conscience of a civilised man or a saint. “Later he added: “Nobody can say that his conscience is always absolutely correct and an infallible guide. Conscience changes, develops and grows and men do in the name of conscience one day, the very opposite to what the same man will do the next day. Consciences, in fact, have been the instigation of some of the most terrible persecutions in the history of the world.” He said he admired the Quakers who, while they were not willing to take life, place themselves at the disposal of the State to work in non-combatant service.
“I can hardly understand the attitude of a conscientious objector who refuses to aid a wounded British soldier because it might secure his return to the front line.
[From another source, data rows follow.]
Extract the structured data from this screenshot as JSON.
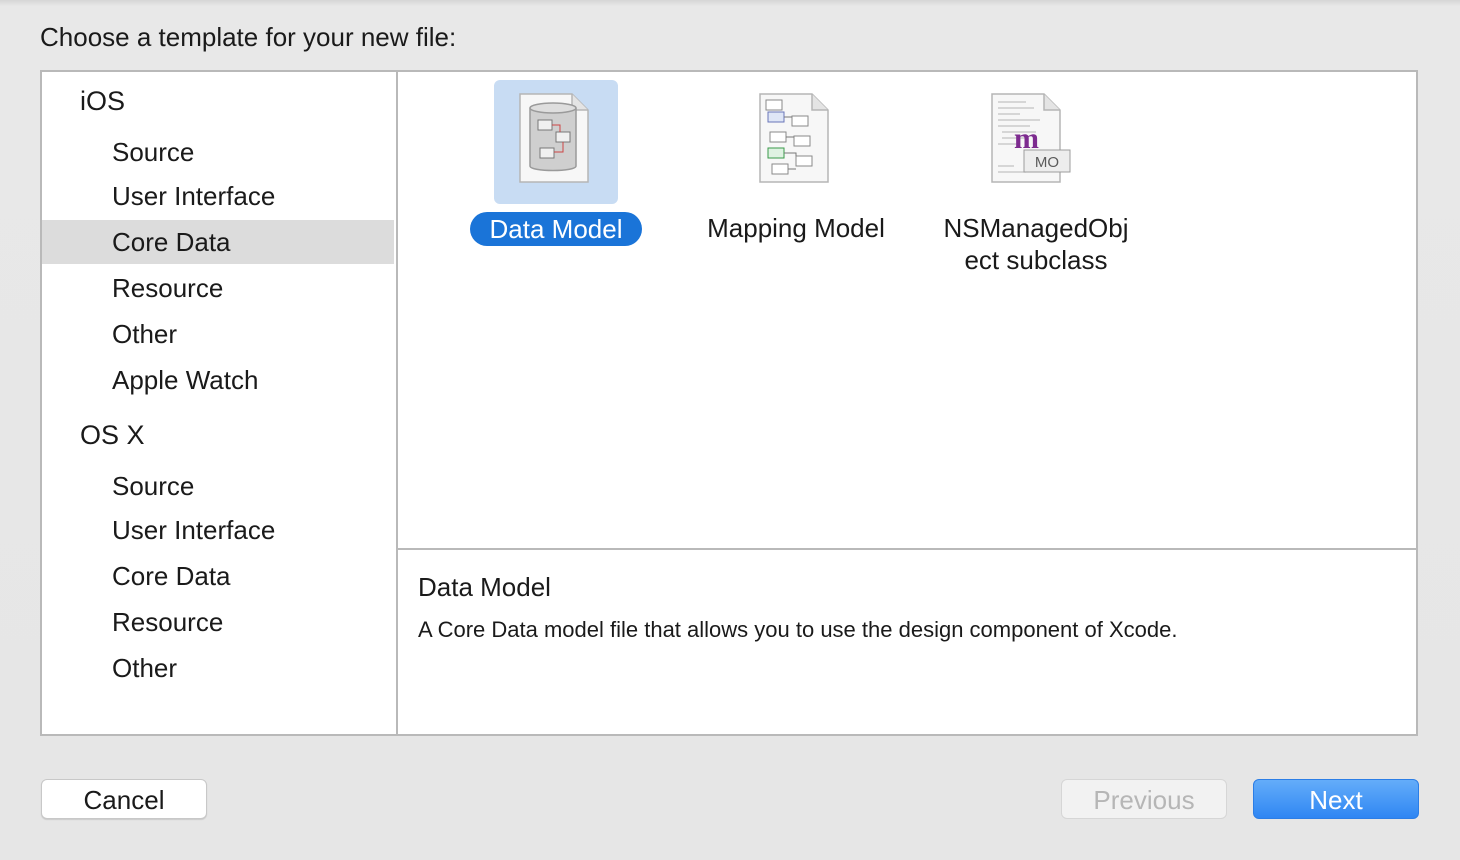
{
  "dialog": {
    "prompt": "Choose a template for your new file:"
  },
  "sidebar": {
    "groups": [
      {
        "title": "iOS",
        "items": [
          "Source",
          "User Interface",
          "Core Data",
          "Resource",
          "Other",
          "Apple Watch"
        ]
      },
      {
        "title": "OS X",
        "items": [
          "Source",
          "User Interface",
          "Core Data",
          "Resource",
          "Other"
        ]
      }
    ],
    "selected_item": "Core Data"
  },
  "templates": [
    {
      "label": "Data Model",
      "icon": "data-model-icon",
      "selected": true
    },
    {
      "label": "Mapping Model",
      "icon": "mapping-model-icon",
      "selected": false
    },
    {
      "label_line1": "NSManagedObj",
      "label_line2": "ect subclass",
      "icon": "nsmanagedobject-icon",
      "badge": "MO",
      "glyph": "m",
      "selected": false
    }
  ],
  "description": {
    "title": "Data Model",
    "text": "A Core Data model file that allows you to use the design component of Xcode."
  },
  "buttons": {
    "cancel": "Cancel",
    "previous": "Previous",
    "next": "Next"
  },
  "colors": {
    "accent": "#1a74d8",
    "selection_bg": "#c8dcf3",
    "next_button": "#2f86f3"
  }
}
If I were a wounded British soldier, I would rather be shot dead by a German than neglected by a conscientious objector and left to suffer and die a worse death. “The man who would leave a British soldier to die is as culpable and as guilty as the man who would go forth and shoot another man.”He concluded: “It is up to us all to do our bit towards bringing a lasting peace in Europe which can only be brought about by the defeat of the Prussian militarism.”
Conscience is not an infallible guide
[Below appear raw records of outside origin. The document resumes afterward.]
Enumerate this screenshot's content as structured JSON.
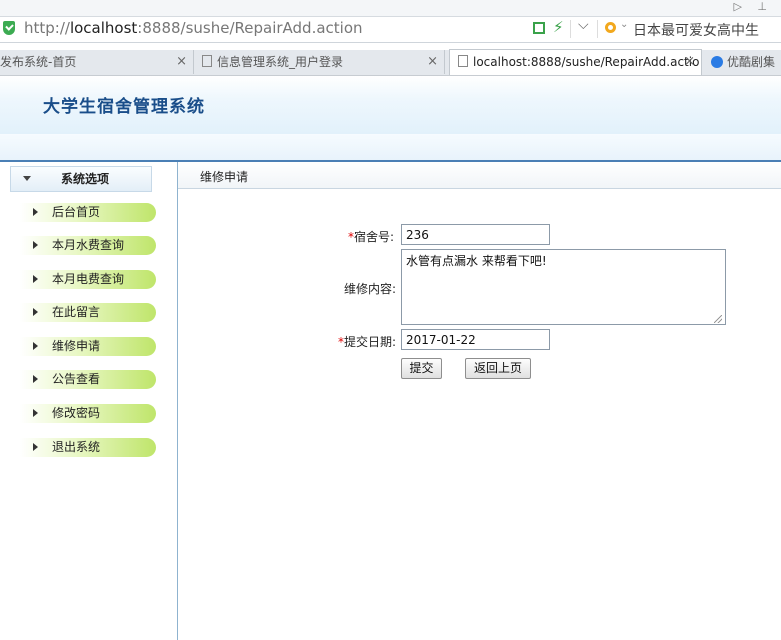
{
  "browser": {
    "window_controls": "▷ ⊥",
    "url_prefix": "http://",
    "url_host": "localhost",
    "url_rest": ":8888/sushe/RepairAdd.action",
    "search_text": "日本最可爱女高中生",
    "tabs": [
      {
        "label": "发布系统-首页",
        "active": false
      },
      {
        "label": "信息管理系统_用户登录",
        "active": false
      },
      {
        "label": "localhost:8888/sushe/RepairAdd.actio",
        "active": true
      },
      {
        "label": "优酷剧集",
        "active": false
      }
    ]
  },
  "app": {
    "title": "大学生宿舍管理系统"
  },
  "sidebar": {
    "header": "系统选项",
    "items": [
      {
        "label": "后台首页"
      },
      {
        "label": "本月水费查询"
      },
      {
        "label": "本月电费查询"
      },
      {
        "label": "在此留言"
      },
      {
        "label": "维修申请"
      },
      {
        "label": "公告查看"
      },
      {
        "label": "修改密码"
      },
      {
        "label": "退出系统"
      }
    ]
  },
  "main": {
    "panel_title": "维修申请",
    "form": {
      "dorm_label": "宿舍号:",
      "dorm_value": "236",
      "content_label": "维修内容:",
      "content_value": "水管有点漏水 来帮看下吧!",
      "date_label": "提交日期:",
      "date_value": "2017-01-22",
      "required_mark": "*",
      "submit_label": "提交",
      "back_label": "返回上页"
    }
  },
  "colors": {
    "title_blue": "#1a4e8a",
    "menu_green": "#bfe56a",
    "required_red": "#dd0000",
    "border_blue": "#4a7fb5"
  }
}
Columnist “Mr Idle” was unhappy that traditional Whit Monday events had been cancelled for the war effort:I spent an half-hour on Whit Monday in the realm of retrospection. I saw myself a wee little boy, with a fat face, red cheeks, a soft round hat (my older brother wore a “neb” cap), a nice little brown new suit, with a deep linen collar on my neck – saw myself running to Sunday School on a long-dead Whit Monday with a little mug in my hand – we called them “pots” – and I felt again the same old full feeling of absolute happiness, overpowering joy, inexpressible delight because it was “Wissenda Munda” and we were going to walk and have a bun and tea, and afterwards play in the field.O, my friends, Are we ever so happy again as when we were young?
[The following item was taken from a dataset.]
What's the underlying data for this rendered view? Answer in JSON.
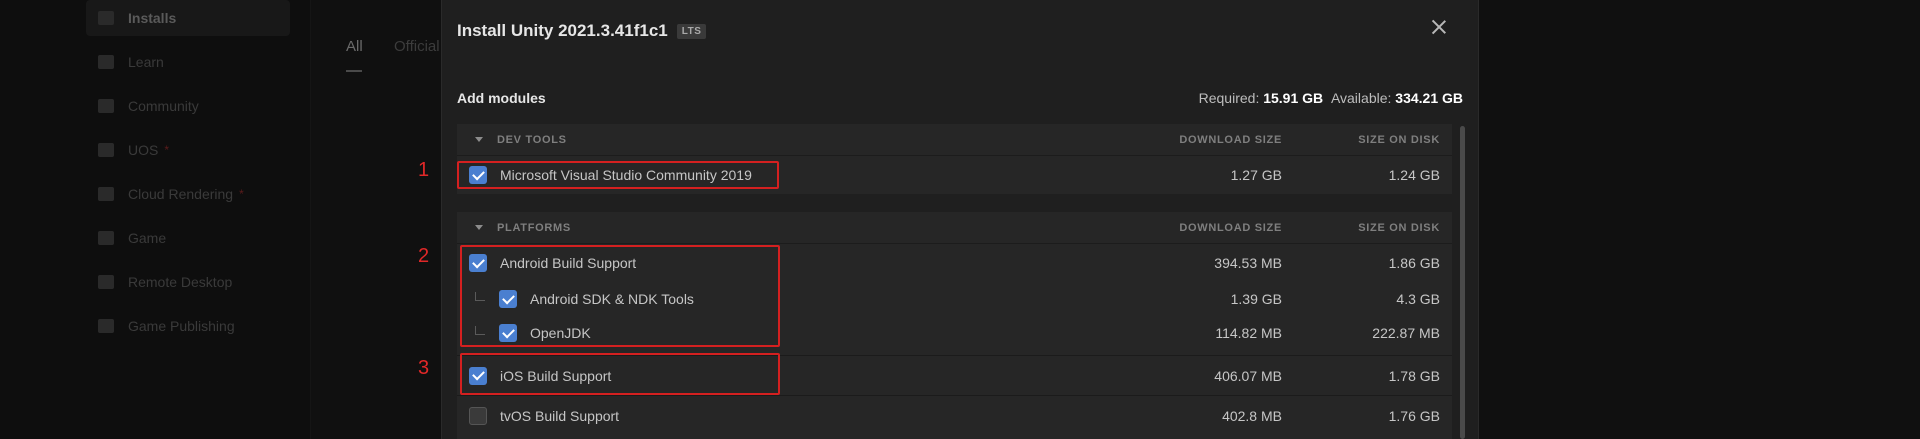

Memories of Whitsun
Disappointment at Tribunal’s inaction
Shipley Military Tribunal refused to follow in the footsteps of others in the country who had ordered that men whose conscription was postponed by a few months, should join the Volunteer Force where they would start to learn the basics of army life.Their decision was not welcomed by Shipley Volunteers as the writer of their weekly column made clear.‘To the man in the street,’ he wrote, ‘this would seem to be a very natural and proper provision, seeing that by the time the applicant is called up, he would have already had preliminary training and the interval would not, from a military point of view, have been wasted. Incidentally it would give a welcome fillip to the movement.‘The apparent reason is that the tribunal consider they have no power to impose a condition. We are unable to appreciate why in this instance, the greater should not welcome the less and why this Tribunal should hesitate to assume a power which the Bradford and many other Tribunals have felt no difficulty in exercising and that with the warm approval of high military authorities.’